- Invite older students to work with younger students to create a dramatization of the story "Crane and His Blue Eyes." The dramatization should also introduce facts about the crane.
- Have students access the website Stories of Our People on Alaskool and listen to the stories "Tundra Mouse" and "Mink and Raven," also told by John Active. After listening to the stories, invite students to access Arctic Wildlife Portfolio and Tundra to find facts about the animals in each story. Encourage students to compare and contrast what they learned about the animal after listening to the story and what they learned after reading the expository text.
- Have students use the interactive Stapleless Book to make a book about six Arctic animals (one animal per page) by writing a description and drawing a picture of each one. They should be encouraged to use information from the stories they have listened to and the various websites that include factual information about Arctic animals.
- Instruct students to write their own nonfiction story or expository essay about the sandhill crane. Students writing essays can use the Essay Map as a prewriting tool to help them plan their papers. For both assignments, student can use facts that they find on the Internet:
- Students complete the KWLQ chart and record their additional questions about cranes and possible sources to find answers.
- Students use the interactive Stapleless Book to write and illustrate a report about cranes.

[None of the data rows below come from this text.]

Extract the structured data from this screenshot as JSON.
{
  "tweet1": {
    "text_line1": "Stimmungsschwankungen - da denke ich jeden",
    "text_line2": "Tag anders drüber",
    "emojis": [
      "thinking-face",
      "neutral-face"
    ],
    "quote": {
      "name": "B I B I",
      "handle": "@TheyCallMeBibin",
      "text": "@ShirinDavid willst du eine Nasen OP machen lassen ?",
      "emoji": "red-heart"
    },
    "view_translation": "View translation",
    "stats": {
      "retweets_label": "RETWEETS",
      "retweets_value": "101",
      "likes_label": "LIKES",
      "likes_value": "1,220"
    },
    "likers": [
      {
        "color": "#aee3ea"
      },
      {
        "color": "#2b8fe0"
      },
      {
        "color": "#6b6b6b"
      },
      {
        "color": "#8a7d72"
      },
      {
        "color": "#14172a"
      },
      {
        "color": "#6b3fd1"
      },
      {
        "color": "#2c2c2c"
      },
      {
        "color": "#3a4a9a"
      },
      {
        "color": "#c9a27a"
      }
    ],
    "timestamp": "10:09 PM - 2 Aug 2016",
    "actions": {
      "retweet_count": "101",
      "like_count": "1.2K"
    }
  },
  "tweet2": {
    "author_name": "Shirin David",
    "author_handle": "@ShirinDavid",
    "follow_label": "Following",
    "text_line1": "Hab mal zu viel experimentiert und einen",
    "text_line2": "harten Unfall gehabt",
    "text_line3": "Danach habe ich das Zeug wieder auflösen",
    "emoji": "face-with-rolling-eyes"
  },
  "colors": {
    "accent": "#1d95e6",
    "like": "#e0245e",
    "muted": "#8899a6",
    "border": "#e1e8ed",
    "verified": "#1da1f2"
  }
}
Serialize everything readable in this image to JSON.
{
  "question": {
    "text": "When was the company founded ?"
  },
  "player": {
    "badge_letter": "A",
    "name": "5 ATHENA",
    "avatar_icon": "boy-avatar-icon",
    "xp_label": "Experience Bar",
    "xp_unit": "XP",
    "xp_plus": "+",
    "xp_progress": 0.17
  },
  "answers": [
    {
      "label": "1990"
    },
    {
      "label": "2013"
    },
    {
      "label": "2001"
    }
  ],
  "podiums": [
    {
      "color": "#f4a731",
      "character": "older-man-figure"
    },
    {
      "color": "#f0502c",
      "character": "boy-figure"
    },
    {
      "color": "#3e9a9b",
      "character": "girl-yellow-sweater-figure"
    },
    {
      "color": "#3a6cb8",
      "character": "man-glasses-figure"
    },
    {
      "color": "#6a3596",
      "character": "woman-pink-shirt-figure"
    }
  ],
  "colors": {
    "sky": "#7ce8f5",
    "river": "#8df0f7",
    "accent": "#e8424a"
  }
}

- Students demonstrate their understanding of the differences between narrative and expository text during a presentation and debate, and summarize the benefits of reading both types of texts.